Talk show host Winfrey has revealed Armstrong did come clean over his past, which saw him stripped of his seven Tour de France titles and banned for life, in their interview in his home city of Austin, Texas, on Monday. The United States Anti-Doping Agency found the 41-year-old had been at the heart of “the most sophisticated, professionalised and successful doping programme that sport has ever seen”.
The World Anti-Doping Agency and the UCI, cycling’s world governing body, have urged Armstrong to reveal all to the authorities if he is to have any hope of lifting his life ban.
The International Olympic Committee, meanwhile, is among those waiting for the interview to be broadcast before considering whether to demand that Armstrong returns the bronze medal he won in the road time-trial at the 2000 Games in Sydney.
In December, the IOC postponed a decision on whether to strip Armstrong of the medal because it had to wait until the UCI had declared all his results ineligible. If Armstrong does make a full confession in the interview, the IOC will ask for the medal to be returned.
IOC communications director Mark Adams said: “From our side, clearly, if he admits he cheated, then we will be asking for the medal back as we would with any athlete.”

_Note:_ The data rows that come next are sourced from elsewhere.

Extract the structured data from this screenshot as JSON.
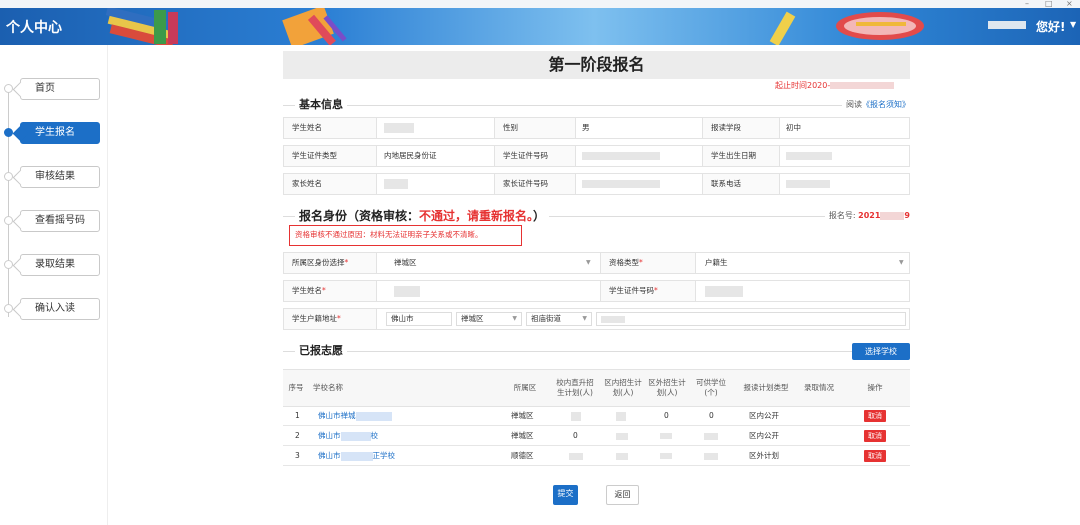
{
  "window": {
    "minimize": "–",
    "maximize": "□",
    "close": "×"
  },
  "header": {
    "title": "个人中心",
    "greeting": "您好!",
    "caret": "▼"
  },
  "sidebar": {
    "items": [
      {
        "label": "首页",
        "active": false
      },
      {
        "label": "学生报名",
        "active": true
      },
      {
        "label": "审核结果",
        "active": false
      },
      {
        "label": "查看摇号码",
        "active": false
      },
      {
        "label": "录取结果",
        "active": false
      },
      {
        "label": "确认入读",
        "active": false
      }
    ]
  },
  "page": {
    "title": "第一阶段报名",
    "deadline_prefix": "起止时间2020-",
    "basic": {
      "title": "基本信息",
      "read_prefix": "阅读",
      "notice_link": "《报名须知》",
      "rows": [
        [
          "学生姓名",
          "",
          "性别",
          "男",
          "报读学段",
          "初中"
        ],
        [
          "学生证件类型",
          "内地居民身份证",
          "学生证件号码",
          "",
          "学生出生日期",
          ""
        ],
        [
          "家长姓名",
          "",
          "家长证件号码",
          "",
          "联系电话",
          ""
        ]
      ]
    },
    "status": {
      "heading_prefix": "报名身份（资格审核：",
      "heading_status": "不通过，请重新报名。",
      "heading_suffix": "）",
      "reg_label": "报名号:",
      "reg_prefix": "2021",
      "reg_suffix": "9",
      "reason": "资格审核不通过原因：材料无法证明亲子关系或不清晰。"
    },
    "form": {
      "district_label": "所属区身份选择",
      "district_value": "禅城区",
      "qual_label": "资格类型",
      "qual_value": "户籍生",
      "name_label": "学生姓名",
      "id_label": "学生证件号码",
      "addr_label": "学生户籍地址",
      "addr_city": "佛山市",
      "addr_district": "禅城区",
      "addr_street": "祖庙街道",
      "required_mark": "*"
    },
    "choices": {
      "title": "已报志愿",
      "select_button": "选择学校",
      "headers": [
        "序号",
        "学校名称",
        "所属区",
        "校内直升招生计划(人)",
        "区内招生计划(人)",
        "区外招生计划(人)",
        "可供学位(个)",
        "报读计划类型",
        "录取情况",
        "操作"
      ],
      "rows": [
        {
          "no": "1",
          "school_prefix": "佛山市禅城",
          "school_suffix": "",
          "district": "禅城区",
          "c1": "",
          "c2": "",
          "c3": "0",
          "c4": "0",
          "plan": "区内公开",
          "action": "取消"
        },
        {
          "no": "2",
          "school_prefix": "佛山市",
          "school_suffix": "校",
          "district": "禅城区",
          "c1": "0",
          "c2": "",
          "c3": "",
          "c4": "",
          "plan": "区内公开",
          "action": "取消"
        },
        {
          "no": "3",
          "school_prefix": "佛山市",
          "school_suffix": "正学校",
          "district": "顺德区",
          "c1": "",
          "c2": "",
          "c3": "",
          "c4": "",
          "plan": "区外计划",
          "action": "取消"
        }
      ]
    },
    "submit": "提交",
    "back": "返回"
  },
  "colors": {
    "primary": "#1c6fc7",
    "danger": "#e63232",
    "header": "#2b7fd4"
  }
}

Adams also claimed it was “premature” to even consider cycling’s future in the Olympics. IOC member Dick Pound, a former head of the World Anti-Doping Agency, claimed cycling might have to be dropped from the Olympics if Armstrong implicated the UCI in a cover-up of his systematic doping.

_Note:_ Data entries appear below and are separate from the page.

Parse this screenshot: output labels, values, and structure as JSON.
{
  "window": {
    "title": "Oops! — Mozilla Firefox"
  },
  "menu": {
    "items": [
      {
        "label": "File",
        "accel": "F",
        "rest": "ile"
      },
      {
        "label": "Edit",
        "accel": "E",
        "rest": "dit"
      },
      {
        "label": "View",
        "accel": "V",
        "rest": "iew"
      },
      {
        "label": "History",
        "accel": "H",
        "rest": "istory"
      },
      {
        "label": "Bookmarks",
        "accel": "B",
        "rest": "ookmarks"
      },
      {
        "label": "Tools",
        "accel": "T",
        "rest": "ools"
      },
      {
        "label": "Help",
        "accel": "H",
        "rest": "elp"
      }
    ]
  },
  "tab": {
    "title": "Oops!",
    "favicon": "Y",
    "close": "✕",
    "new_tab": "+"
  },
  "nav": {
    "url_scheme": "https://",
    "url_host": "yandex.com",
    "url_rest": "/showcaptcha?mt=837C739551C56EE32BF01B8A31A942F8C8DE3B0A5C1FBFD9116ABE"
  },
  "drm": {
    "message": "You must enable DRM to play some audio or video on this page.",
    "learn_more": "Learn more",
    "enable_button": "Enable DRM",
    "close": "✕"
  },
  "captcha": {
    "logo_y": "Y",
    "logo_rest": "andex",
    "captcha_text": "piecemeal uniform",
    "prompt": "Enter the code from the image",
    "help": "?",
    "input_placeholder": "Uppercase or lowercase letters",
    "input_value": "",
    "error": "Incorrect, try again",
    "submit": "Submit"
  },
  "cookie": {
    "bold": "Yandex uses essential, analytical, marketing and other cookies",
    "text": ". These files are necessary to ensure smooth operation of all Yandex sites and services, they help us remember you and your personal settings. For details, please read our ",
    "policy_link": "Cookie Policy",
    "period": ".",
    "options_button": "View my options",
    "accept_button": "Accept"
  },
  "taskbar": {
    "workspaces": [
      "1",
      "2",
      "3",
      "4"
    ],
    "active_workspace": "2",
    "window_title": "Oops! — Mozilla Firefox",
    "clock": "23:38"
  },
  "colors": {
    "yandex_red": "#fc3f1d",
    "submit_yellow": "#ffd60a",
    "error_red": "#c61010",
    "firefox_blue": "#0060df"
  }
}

The two-and-a-half-hour interview, brokered between Armstrong and Winfrey over lunch in Hawaii, where both have homes, during the Festive season, is to be broadcast over two nights this week. The motives for an admission – as revealed by Winfrey – are unclear, but the Texan, who retired from cycling for a second time in 2010, was competing in triathlons until he was banned last year.
In the last week, Armstrong has been apologising to prominent figures in his sporting life and the Livestrong Foundation, the charity he established, confirmed he had paid it a visit.
The first part of the interview will be shown on the “Oprah” show at 9pm local time tomorrow (2am GMT on Friday), with the second to follow 24 hours later.